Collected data

::::

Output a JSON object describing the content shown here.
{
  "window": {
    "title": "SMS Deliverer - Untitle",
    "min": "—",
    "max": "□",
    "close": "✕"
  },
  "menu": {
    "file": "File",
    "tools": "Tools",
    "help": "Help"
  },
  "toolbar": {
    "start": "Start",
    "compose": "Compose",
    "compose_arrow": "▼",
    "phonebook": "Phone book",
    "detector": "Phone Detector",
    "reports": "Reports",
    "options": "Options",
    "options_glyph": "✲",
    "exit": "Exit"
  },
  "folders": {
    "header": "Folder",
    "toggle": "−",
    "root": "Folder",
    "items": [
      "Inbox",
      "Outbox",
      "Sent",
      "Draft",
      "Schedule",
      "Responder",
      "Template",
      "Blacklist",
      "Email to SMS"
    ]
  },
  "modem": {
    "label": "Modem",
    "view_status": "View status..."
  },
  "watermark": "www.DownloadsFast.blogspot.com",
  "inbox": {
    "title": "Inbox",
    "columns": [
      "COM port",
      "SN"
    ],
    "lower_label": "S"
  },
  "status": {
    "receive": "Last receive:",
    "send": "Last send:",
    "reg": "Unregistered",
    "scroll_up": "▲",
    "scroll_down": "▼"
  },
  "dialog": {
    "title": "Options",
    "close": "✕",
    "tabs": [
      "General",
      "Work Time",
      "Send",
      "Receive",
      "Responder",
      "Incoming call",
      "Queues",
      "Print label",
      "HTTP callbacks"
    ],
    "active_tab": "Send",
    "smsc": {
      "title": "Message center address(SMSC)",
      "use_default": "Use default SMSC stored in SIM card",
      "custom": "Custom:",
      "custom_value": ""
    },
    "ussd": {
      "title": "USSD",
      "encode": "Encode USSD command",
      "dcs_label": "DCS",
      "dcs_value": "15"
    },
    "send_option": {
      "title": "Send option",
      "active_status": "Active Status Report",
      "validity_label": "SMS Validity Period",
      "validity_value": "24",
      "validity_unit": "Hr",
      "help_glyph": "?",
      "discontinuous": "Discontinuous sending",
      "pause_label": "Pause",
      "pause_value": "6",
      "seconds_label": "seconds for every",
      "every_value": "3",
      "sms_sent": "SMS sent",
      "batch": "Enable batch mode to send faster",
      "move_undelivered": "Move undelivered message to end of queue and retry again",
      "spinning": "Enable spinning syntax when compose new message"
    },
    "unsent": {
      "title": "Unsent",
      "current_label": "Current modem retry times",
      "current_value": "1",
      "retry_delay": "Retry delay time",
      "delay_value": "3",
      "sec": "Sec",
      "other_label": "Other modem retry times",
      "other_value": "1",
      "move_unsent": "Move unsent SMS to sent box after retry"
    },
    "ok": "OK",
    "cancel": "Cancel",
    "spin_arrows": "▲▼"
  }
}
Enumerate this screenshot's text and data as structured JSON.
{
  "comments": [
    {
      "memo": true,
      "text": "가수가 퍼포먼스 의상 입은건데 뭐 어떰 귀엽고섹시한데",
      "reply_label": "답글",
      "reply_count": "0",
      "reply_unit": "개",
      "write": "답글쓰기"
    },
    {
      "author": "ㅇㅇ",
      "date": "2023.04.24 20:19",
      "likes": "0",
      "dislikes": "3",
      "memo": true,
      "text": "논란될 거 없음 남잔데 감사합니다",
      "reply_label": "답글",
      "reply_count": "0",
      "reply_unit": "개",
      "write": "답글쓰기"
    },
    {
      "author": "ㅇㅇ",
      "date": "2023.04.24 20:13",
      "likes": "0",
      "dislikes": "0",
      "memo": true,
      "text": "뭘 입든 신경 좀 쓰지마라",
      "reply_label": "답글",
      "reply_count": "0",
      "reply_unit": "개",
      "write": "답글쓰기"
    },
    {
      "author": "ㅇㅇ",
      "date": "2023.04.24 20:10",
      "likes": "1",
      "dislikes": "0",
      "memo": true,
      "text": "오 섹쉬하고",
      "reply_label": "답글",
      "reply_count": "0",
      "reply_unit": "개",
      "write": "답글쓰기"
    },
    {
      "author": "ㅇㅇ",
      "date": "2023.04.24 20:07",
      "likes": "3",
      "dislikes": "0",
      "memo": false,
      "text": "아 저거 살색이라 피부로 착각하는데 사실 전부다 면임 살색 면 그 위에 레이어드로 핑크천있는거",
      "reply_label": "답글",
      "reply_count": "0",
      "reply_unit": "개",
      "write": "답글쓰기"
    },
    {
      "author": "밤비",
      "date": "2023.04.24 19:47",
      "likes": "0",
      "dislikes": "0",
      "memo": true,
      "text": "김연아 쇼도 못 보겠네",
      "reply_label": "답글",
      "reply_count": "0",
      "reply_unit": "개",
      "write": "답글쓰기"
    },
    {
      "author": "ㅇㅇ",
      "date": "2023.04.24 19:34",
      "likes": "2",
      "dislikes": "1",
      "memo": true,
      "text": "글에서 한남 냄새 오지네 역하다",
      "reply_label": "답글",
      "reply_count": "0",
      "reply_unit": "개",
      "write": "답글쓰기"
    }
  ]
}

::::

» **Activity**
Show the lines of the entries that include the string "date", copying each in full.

» **Result of the exercise**
      "date": "2023.04.24 20:19",
      "date": "2023.04.24 20:13",
      "date": "2023.04.24 20:10",
      "date": "2023.04.24 20:07",
      "date": "2023.04.24 19:47",
      "date": "2023.04.24 19:34",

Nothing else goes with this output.